The quid pro quo for getting the scoop on a new player contract includes hyping the deal in an effort to make it look better than it is. And that’s definitely what those who got first word of Dolphins cornerback Xavien Howard‘s deal did.
While it’s true that his five-year, $76.5 million extension has a new-money value of $15.3 million per year (which those who got the scoop breathlessly reported), the total value from signing of the six-year contract, when including the $1.285 million he was due to earn in 2019, stands at $77.785 million, an average of only $12.96 million per year.

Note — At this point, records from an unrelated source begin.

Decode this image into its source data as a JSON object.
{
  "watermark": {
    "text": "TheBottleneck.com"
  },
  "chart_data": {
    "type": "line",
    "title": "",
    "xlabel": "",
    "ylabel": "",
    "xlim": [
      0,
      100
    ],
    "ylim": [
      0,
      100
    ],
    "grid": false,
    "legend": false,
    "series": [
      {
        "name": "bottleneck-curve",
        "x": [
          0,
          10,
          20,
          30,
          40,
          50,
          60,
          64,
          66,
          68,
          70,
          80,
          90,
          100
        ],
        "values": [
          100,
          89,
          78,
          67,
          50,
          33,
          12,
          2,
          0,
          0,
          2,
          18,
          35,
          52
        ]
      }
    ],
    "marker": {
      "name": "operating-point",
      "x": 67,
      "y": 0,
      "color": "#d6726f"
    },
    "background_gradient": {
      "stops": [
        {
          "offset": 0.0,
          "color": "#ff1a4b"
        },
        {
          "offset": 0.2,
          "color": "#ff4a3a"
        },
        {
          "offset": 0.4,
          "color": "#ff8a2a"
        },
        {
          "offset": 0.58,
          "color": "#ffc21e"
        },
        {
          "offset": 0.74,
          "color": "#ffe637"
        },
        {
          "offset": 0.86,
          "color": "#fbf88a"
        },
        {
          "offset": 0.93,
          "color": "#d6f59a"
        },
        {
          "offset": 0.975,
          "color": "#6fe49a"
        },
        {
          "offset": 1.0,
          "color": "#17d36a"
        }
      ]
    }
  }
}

With the cornerback franchise tag at $16 million for 2019 and certain to go up in 2020, Howard gave the team a steep discount and, more importantly, he committed to the Dolphins for six years. As the cap continues to go up and up and up, thanks to a looming CBA, looming TV deals, and looming gambling revenue (my limit for using “looming” is closing in), that deal will look worse and worse, sooner than later.
Three years ago, Washington cornerback Josh Norman signed a five-year contract with a firm average of $15 million at signing. Last year, Jets cornerback Trumaine Johnson signed a five-year contract worth $14.5 million per year at signing. Two years ago, Jaguars cornerback A.J. Bouye signed a five-year contract worth $13.5 million at signing. That same year, Patriots cornerback Stephon Gilmore signed a five-year contract worth $13 million at signing. Each of those deals carries a greater annual average at signing than the deal signed by Howard, who could have played out his rookie contract and forced the Dolphins to tag him (at more than $16 million) or to let him hit the open market, where he definitely would have gotten a deal worth more than $12.96 million per year — at a commitment of less than six years.
But, hey, Howard and his agent got to crow for a little while about having the best cornerback contract in NFL history. Even though, on closer examination, it isn’t.